It was a masterclass in TV interviewing from Eddie Mair, occupying Andrew Marr’s Sunday morning chair on BBC1. (You can watch an excerpt from the interview here.)
With documentary-maker Michael Cockerell’s film, ‘Boris Johnson: The Irresistible Rise’, to be screened on Monday evening (BBC2, 9pm), Mair took the opportunity to put to the twice-elected Mayor of London the allegations he’s always previously been able to laugh off. There’s a good feature about it in the Daily Mail (sorry) here.
Usually interviewers indulge Boris; I could say complicitly, but perhaps it’s more charitable to say they just don’t know how to deal with his japesome, clowning wit. Yet Mair’s softly-spoken skewering seemed to un-nerve Boris. Asked about his past — those things he’s previously been able to shrug off as little more than Wodehousian scrapes — he floundered unconvincingly. Asked why he wouldn’t give a straight answer to the question, ‘Do you want to be Prime Minister?’ he glanced nervously to the wings, where doubtless his media advisers were watching on with horror.
The interview culminated with Eddie Mair, sotto voce, suggesting Boris’s past showed him to be “a nasty piece of work”. It’s a measure of Mair’s quiet-but-deadly approach that he made it sound eminently reasonable, not a slur. Boris blushed with guilt, not outrage.
For most of the 10 minutes — and perhaps for the first time ever — Boris looked as if he would rather be anywhere else than beneath the glare of the TV lights. This was his reckoning, and he looked winded, lumbering like a past-his-prime former heavyweight champion. Only at the very end did we glimpse again the rambunctious front Boris likes to project, but by then it was too late.

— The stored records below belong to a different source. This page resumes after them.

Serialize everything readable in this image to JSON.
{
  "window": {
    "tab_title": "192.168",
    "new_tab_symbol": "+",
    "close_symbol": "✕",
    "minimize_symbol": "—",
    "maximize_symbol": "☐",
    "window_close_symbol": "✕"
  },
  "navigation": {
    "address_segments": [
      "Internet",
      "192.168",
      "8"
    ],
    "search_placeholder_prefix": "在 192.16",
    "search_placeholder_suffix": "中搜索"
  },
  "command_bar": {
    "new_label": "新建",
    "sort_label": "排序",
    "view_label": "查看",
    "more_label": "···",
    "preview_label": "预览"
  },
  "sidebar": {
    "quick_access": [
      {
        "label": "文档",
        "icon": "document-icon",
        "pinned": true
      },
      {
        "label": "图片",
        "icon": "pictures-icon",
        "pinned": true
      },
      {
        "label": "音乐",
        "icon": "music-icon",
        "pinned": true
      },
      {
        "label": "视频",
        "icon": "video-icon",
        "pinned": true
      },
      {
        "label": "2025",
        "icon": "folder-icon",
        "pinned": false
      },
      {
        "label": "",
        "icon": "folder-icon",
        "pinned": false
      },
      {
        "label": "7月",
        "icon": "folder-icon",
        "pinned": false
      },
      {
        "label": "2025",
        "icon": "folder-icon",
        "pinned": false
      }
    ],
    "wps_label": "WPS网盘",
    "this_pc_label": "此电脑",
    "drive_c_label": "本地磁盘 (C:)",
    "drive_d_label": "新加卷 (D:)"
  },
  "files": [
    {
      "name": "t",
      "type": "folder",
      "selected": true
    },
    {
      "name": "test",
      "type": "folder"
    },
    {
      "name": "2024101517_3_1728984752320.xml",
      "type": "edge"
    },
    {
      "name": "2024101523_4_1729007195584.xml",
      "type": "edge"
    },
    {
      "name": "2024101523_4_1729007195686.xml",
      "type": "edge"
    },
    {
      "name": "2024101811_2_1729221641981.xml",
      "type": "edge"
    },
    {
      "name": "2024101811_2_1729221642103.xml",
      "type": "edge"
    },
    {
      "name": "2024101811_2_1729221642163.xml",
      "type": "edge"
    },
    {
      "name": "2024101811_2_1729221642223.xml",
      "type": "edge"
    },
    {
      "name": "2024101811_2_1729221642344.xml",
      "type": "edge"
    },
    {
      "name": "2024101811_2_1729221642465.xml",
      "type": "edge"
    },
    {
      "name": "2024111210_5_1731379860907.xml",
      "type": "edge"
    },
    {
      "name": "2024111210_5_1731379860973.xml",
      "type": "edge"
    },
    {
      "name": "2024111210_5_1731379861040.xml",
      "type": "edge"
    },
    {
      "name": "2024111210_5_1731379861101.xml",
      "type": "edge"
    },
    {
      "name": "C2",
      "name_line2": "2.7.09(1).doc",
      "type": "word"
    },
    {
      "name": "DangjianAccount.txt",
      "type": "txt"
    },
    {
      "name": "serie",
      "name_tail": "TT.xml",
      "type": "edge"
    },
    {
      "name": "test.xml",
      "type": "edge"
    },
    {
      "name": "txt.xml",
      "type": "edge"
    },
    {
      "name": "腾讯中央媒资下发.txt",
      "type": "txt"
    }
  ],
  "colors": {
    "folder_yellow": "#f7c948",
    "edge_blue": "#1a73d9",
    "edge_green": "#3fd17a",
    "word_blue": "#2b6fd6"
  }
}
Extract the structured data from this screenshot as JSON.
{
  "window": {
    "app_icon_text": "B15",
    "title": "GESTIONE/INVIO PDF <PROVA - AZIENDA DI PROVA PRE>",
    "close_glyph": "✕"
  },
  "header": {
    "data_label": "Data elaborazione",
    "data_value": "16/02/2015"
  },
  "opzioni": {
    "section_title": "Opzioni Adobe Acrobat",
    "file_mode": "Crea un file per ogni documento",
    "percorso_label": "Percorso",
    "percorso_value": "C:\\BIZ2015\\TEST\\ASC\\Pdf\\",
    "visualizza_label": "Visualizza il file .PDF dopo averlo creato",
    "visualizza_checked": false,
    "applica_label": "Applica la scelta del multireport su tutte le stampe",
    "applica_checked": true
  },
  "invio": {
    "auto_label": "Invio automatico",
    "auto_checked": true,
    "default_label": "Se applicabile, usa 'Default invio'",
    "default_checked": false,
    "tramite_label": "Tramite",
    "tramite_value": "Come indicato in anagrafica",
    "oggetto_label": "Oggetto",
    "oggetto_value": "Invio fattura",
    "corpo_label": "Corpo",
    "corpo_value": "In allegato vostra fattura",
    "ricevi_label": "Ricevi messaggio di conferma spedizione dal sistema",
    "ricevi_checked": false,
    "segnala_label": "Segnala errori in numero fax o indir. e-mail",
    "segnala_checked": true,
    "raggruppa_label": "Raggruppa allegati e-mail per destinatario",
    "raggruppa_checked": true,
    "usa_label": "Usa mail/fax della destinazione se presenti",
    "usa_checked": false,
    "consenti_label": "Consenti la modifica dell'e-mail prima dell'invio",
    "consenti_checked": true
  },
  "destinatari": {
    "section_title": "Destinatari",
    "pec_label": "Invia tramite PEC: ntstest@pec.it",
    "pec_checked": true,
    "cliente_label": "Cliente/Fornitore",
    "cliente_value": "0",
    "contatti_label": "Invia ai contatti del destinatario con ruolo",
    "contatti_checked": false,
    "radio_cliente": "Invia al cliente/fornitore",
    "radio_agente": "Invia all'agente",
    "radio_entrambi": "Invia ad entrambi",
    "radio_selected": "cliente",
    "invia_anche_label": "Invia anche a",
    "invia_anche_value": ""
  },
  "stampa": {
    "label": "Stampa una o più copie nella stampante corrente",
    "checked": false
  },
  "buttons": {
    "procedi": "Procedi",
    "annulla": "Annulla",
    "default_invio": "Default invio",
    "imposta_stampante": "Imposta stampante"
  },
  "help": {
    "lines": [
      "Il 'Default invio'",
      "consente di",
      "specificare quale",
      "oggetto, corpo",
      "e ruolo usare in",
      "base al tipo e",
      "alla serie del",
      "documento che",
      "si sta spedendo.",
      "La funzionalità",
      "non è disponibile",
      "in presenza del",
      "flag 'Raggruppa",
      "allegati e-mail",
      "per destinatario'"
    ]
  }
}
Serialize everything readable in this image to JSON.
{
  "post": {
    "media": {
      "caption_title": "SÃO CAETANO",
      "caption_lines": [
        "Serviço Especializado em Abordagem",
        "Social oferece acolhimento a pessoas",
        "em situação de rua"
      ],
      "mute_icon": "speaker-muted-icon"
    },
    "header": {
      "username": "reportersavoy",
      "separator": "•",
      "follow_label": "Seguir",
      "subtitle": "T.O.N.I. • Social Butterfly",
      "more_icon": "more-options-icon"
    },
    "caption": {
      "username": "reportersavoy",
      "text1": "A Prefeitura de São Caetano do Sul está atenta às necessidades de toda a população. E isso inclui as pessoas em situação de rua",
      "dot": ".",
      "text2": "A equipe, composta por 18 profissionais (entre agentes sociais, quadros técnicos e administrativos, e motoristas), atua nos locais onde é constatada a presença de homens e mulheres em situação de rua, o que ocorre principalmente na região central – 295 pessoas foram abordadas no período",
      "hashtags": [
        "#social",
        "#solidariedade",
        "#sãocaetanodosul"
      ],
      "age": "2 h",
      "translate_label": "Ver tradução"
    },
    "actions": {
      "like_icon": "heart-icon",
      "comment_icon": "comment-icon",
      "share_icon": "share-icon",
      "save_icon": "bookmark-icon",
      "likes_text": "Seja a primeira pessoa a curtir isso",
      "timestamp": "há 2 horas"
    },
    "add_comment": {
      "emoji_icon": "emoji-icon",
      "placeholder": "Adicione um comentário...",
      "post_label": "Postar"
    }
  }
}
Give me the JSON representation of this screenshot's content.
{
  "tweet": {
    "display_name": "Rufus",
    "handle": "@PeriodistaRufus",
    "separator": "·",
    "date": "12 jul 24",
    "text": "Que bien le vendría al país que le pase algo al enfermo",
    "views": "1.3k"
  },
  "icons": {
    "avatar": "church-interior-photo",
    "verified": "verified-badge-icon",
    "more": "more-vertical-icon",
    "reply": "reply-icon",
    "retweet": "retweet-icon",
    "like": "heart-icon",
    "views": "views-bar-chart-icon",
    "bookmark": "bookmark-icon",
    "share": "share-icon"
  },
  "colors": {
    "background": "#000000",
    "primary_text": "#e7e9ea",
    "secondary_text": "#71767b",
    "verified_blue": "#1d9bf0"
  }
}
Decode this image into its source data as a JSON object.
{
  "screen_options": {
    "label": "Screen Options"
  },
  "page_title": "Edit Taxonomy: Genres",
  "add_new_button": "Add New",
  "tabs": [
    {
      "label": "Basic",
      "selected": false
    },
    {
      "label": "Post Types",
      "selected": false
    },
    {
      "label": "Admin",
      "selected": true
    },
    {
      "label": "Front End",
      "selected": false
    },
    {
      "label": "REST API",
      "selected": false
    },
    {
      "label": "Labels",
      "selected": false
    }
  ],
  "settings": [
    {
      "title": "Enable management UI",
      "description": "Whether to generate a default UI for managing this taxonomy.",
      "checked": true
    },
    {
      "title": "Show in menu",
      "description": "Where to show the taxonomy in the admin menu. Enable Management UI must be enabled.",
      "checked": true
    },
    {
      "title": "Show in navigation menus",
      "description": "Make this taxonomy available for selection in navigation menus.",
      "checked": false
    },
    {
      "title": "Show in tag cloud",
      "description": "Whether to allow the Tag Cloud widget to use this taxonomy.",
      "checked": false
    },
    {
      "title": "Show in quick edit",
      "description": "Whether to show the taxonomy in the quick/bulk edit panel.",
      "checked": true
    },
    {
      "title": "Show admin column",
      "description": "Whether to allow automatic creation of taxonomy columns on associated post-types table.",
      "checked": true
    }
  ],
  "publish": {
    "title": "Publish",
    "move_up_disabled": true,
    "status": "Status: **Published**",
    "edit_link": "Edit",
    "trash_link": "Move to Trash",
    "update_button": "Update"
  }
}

Tory MPs will have looked on and perhaps felt a gratitude for David Cameron they may not have felt in a year or more.